U Magazine
U Magazine
UCLA Health
 
David Geffen School of Medicine
 
The Cutting Edge

Missing the Big Picture

MedMag-FallWinter-TheBigPicturePEOPLE SUFFERING FROM BODY DYSMORPHIC DISORDER (BDD) – a severe mental illness characterized by debilitating misperceptions that one appears disfigured and ugly – process visual information abnormally, even when looking at inanimate objects, a new UCLA study finds. Jamie Feusner, M.D. ’99, director of the Obsessive-Compulsive Disorder Intensive Treatment Program at UCLA, and colleagues found that patients with BDD have less brain activity when processing holistic visual elements that provide the “big picture,” regardless of whether that picture is a face or an object.

“No study until this one has investigated the brain’s activity for visually processing objects in people with BDD,” says Dr. Feusner. “This is an important step to figuring out what’s going wrong in the brains of people with BDD, so we can develop treatments to change their perceptions of themselves.”

The research appears online in the journal Psychological Medicine.

People with BDD tend to fixate on minute details, such as a single blemish or a crook to the nose, rather than viewing their face as a whole. The impact can be unbearable. Sufferers think obsessively about their appearance and engage in repetitive, time-consuming behaviors, such as checking their appearance in the mirror. Many won’t leave the house, some have repeated and unnecessary plastic surgeries, and still others become suicidal. BDD affects an estimated 2 percent of the population and is thought to be especially common in people with obsessivecompulsive disorder.
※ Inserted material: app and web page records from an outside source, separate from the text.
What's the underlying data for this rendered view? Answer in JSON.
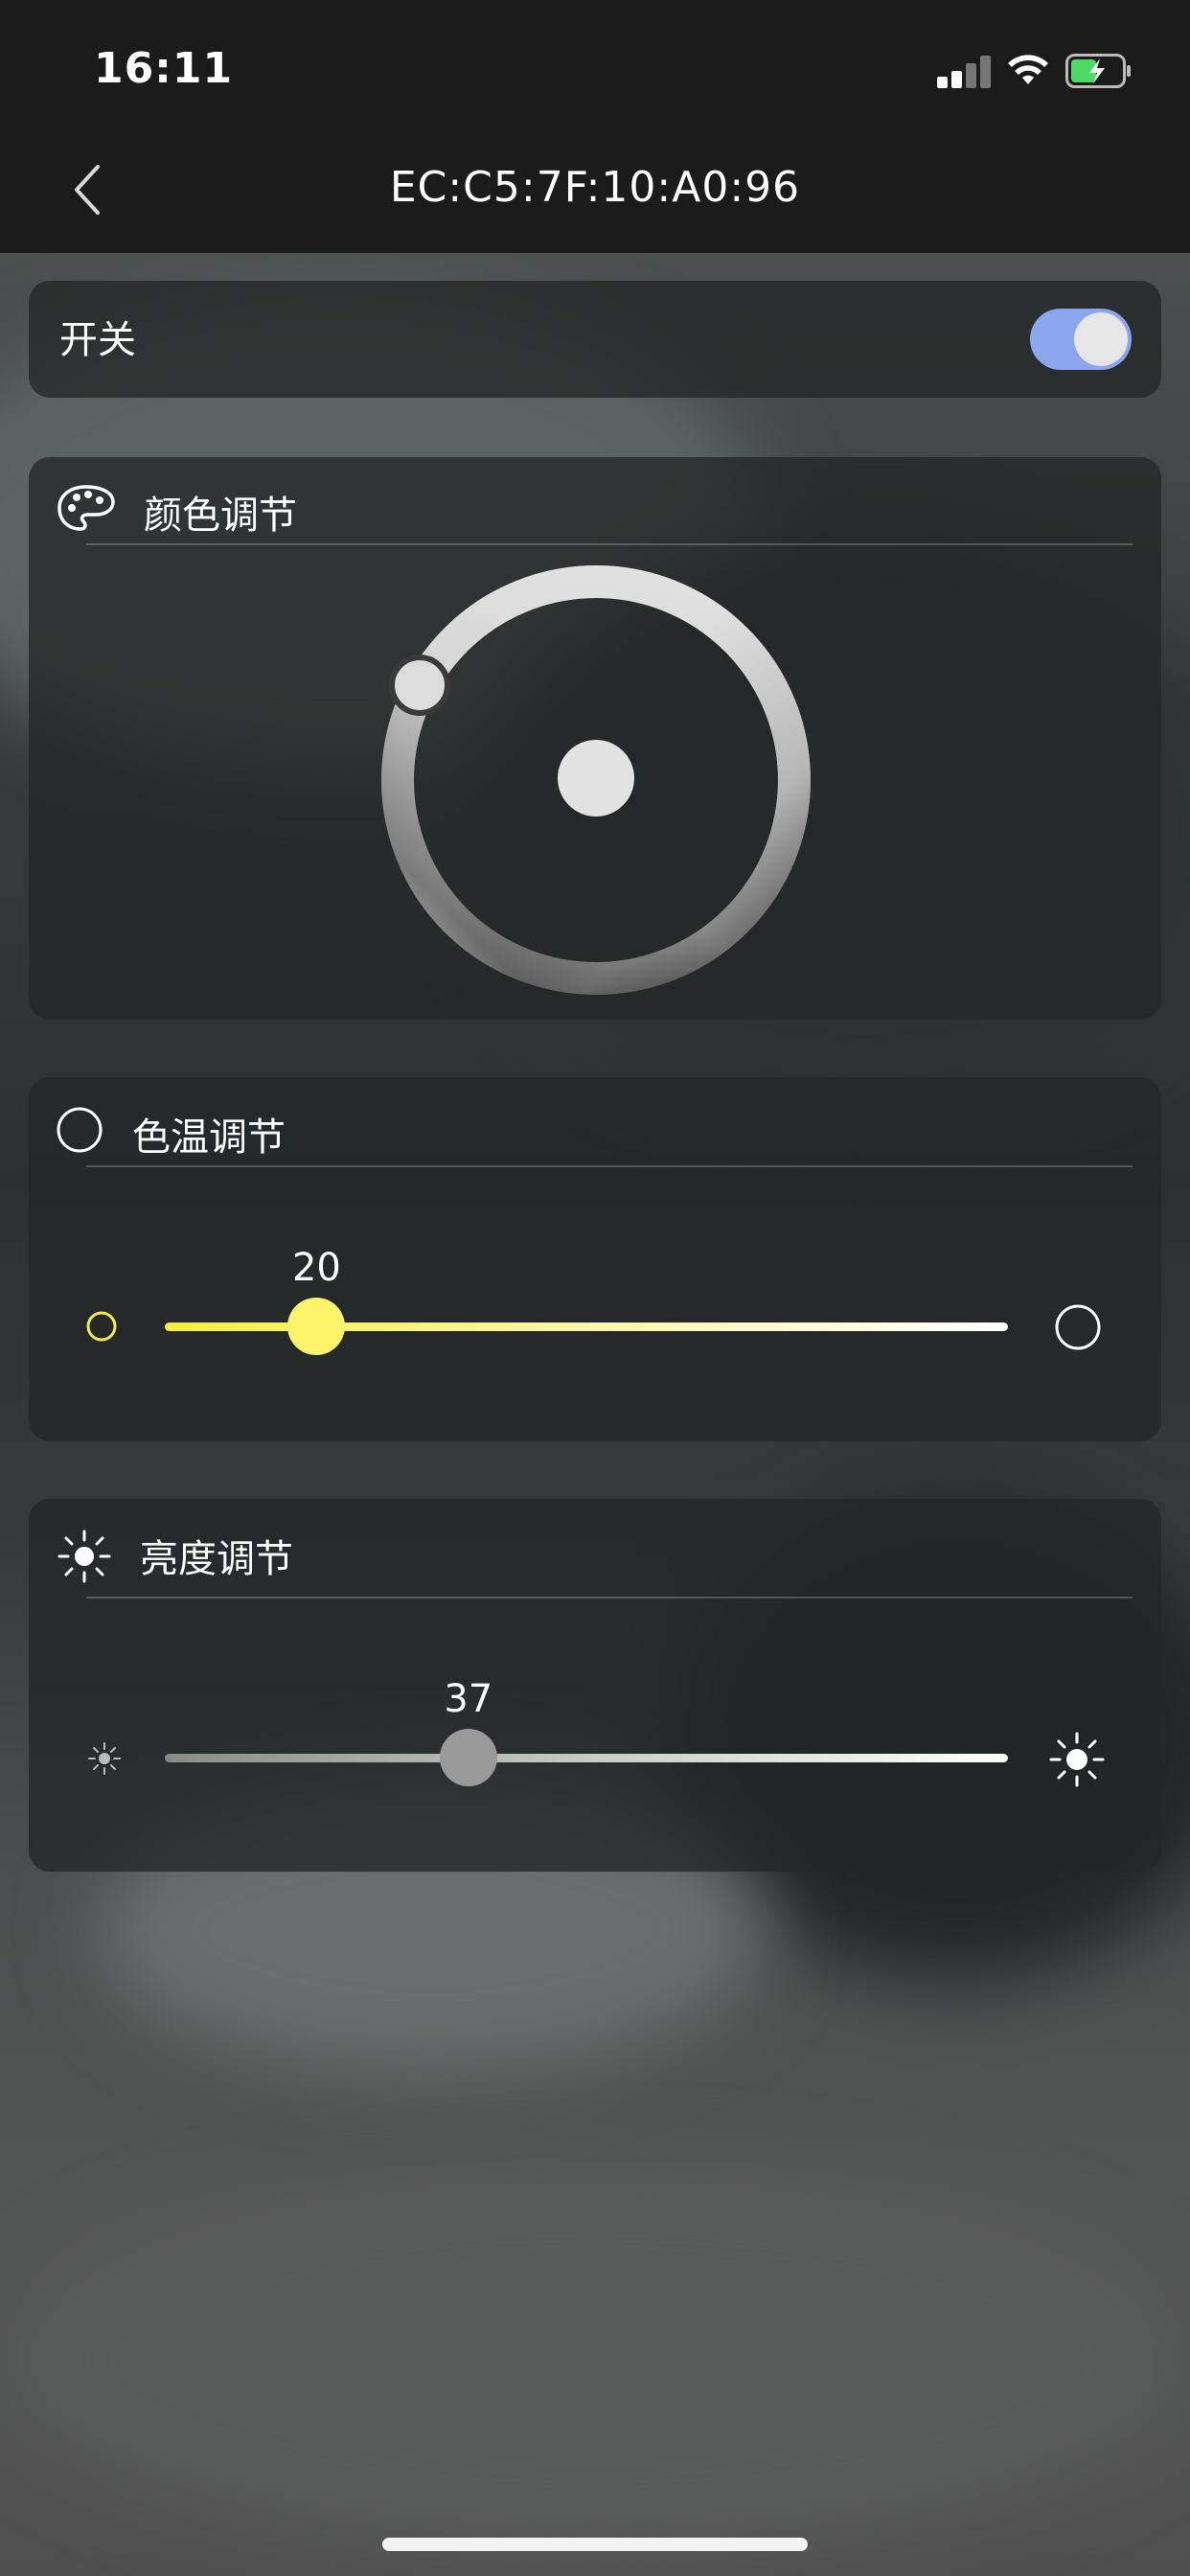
{
  "status": {
    "time": "16:11"
  },
  "nav": {
    "title": "EC:C5:7F:10:A0:96"
  },
  "power": {
    "label": "开关",
    "on": true
  },
  "color_panel": {
    "label": "颜色调节"
  },
  "color_temp": {
    "label": "色温调节",
    "value": "20",
    "fraction": 0.18
  },
  "brightness": {
    "label": "亮度调节",
    "value": "37",
    "fraction": 0.36
  },
  "colors": {
    "toggle_on": "#8ba6ec",
    "temp_accent": "#fff36a",
    "card_bg": "rgba(35,38,38,0.78)"
  },
  "icons": [
    "back-chevron-icon",
    "palette-icon",
    "circle-icon",
    "sun-icon",
    "small-sun-icon",
    "large-sun-icon"
  ]
}
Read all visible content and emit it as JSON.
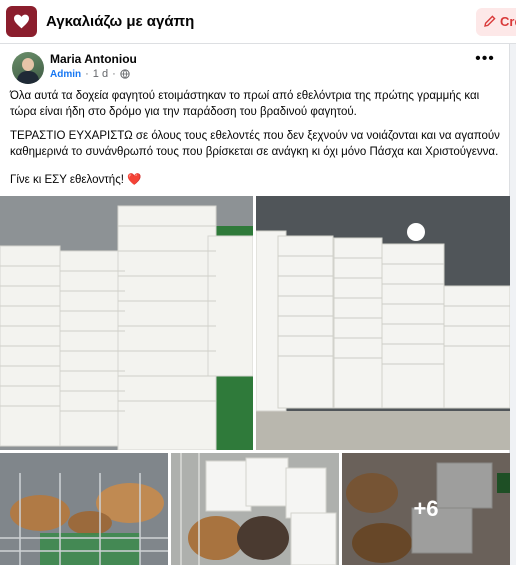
{
  "group": {
    "title": "Αγκαλιάζω με αγάπη",
    "create_label": "Cre"
  },
  "post": {
    "author": "Maria Antoniou",
    "role_badge": "Admin",
    "timestamp": "1 d",
    "separator": "·",
    "more_label": "•••",
    "paragraph1": "Όλα αυτά τα δοχεία φαγητού ετοιμάστηκαν το πρωί από εθελόντρια της πρώτης γραμμής και τώρα είναι ήδη στο δρόμο για την παράδοση του βραδινού φαγητού.",
    "paragraph2": "ΤΕΡΑΣΤΙΟ ΕΥΧΑΡΙΣΤΩ σε όλους τους εθελοντές που δεν ξεχνούν να νοιάζονται και να αγαπούν καθημερινά το συνάνθρωπό τους που βρίσκεται σε ανάγκη κι όχι μόνο Πάσχα και Χριστούγεννα.",
    "paragraph3": "Γίνε κι ΕΣΥ εθελοντής!",
    "heart": "❤️"
  },
  "photos": {
    "extra_count": "+6"
  },
  "colors": {
    "accent_blue": "#1877f2",
    "create_bg": "#fde8e8",
    "create_text": "#d93a3a",
    "group_avatar": "#8b1e2d"
  }
}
The study compared 14 BDD patients, both men and women, with 14 healthy controls. Researchers used a functional MRI (fMRI) to scan the brains of subjects while they viewed digital photographs of houses that were either unaltered or altered in ways to parse out different elements of visual processing. One altered set of images included very fine details, such as the shingles on the roof. The other altered images had very little detail and just showed things “holistically,” such as the general shape of the house and the doors and windows.
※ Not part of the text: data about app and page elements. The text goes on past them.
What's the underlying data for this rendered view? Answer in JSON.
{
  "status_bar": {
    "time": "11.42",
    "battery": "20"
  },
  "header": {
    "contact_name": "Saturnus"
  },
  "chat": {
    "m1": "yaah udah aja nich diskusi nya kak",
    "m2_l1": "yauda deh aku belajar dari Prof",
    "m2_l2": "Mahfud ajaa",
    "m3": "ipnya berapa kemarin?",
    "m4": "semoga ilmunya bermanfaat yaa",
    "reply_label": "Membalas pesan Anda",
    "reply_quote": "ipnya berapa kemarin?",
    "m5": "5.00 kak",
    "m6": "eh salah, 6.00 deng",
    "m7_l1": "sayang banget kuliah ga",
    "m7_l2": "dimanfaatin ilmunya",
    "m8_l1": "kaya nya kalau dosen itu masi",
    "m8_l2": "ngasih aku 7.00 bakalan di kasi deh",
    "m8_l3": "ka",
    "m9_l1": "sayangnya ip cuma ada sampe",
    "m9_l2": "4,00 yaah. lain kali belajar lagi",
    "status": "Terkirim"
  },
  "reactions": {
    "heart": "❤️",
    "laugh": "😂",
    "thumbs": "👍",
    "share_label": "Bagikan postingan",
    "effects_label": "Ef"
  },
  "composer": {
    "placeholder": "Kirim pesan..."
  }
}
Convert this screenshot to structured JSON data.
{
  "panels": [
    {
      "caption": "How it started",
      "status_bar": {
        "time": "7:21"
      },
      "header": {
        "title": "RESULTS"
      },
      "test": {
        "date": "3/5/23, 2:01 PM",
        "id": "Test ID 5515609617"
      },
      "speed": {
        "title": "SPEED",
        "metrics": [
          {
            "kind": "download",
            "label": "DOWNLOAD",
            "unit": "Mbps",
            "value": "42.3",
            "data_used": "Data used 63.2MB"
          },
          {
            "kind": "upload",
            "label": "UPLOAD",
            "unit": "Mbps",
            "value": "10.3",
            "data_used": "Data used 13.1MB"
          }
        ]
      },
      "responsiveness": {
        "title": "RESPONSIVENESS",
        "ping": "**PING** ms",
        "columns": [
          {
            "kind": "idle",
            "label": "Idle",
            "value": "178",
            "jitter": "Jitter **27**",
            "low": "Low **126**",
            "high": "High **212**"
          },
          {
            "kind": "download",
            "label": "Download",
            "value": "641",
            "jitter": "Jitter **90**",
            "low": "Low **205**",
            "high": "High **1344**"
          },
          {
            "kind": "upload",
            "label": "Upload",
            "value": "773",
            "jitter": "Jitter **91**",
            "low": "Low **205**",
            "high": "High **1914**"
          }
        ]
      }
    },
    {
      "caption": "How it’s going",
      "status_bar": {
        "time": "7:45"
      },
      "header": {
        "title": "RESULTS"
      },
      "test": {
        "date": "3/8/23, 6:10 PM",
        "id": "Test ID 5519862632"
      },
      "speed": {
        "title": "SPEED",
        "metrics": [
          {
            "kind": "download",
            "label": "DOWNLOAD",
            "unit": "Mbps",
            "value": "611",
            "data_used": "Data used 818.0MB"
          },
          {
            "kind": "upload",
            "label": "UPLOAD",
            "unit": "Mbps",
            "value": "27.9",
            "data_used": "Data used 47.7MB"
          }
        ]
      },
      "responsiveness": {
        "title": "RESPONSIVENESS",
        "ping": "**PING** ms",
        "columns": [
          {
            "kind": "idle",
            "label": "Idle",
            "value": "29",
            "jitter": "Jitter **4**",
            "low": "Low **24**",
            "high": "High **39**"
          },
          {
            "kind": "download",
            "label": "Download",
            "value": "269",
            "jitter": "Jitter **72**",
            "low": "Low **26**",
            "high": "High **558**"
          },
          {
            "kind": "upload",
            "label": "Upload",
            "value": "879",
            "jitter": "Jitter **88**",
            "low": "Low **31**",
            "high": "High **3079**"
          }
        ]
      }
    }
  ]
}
The researchers found that the BDD patients had abnormal brain activation patterns when viewing pictures of the less-detailed houses.

“The study suggests that BDD patients have general abnormalities in visual processing,” Dr. Feusner says. “But we haven’t yet determined if abnormal visual processing contributes as a cause to developing BDD or is it the effect of having BDD. So it’s the chicken-or-theegg phenomenon.”

 





Add a comment


Please note that we are unable to respond to medical questions. For information about health care, or if you need help in choosing a UCLA physician, please contact UCLA Physician Referral Service (PRS) at 1-800-UCLA-MD1 (1-800-825-2631) and ask to speak with a referral nurse. Thank you.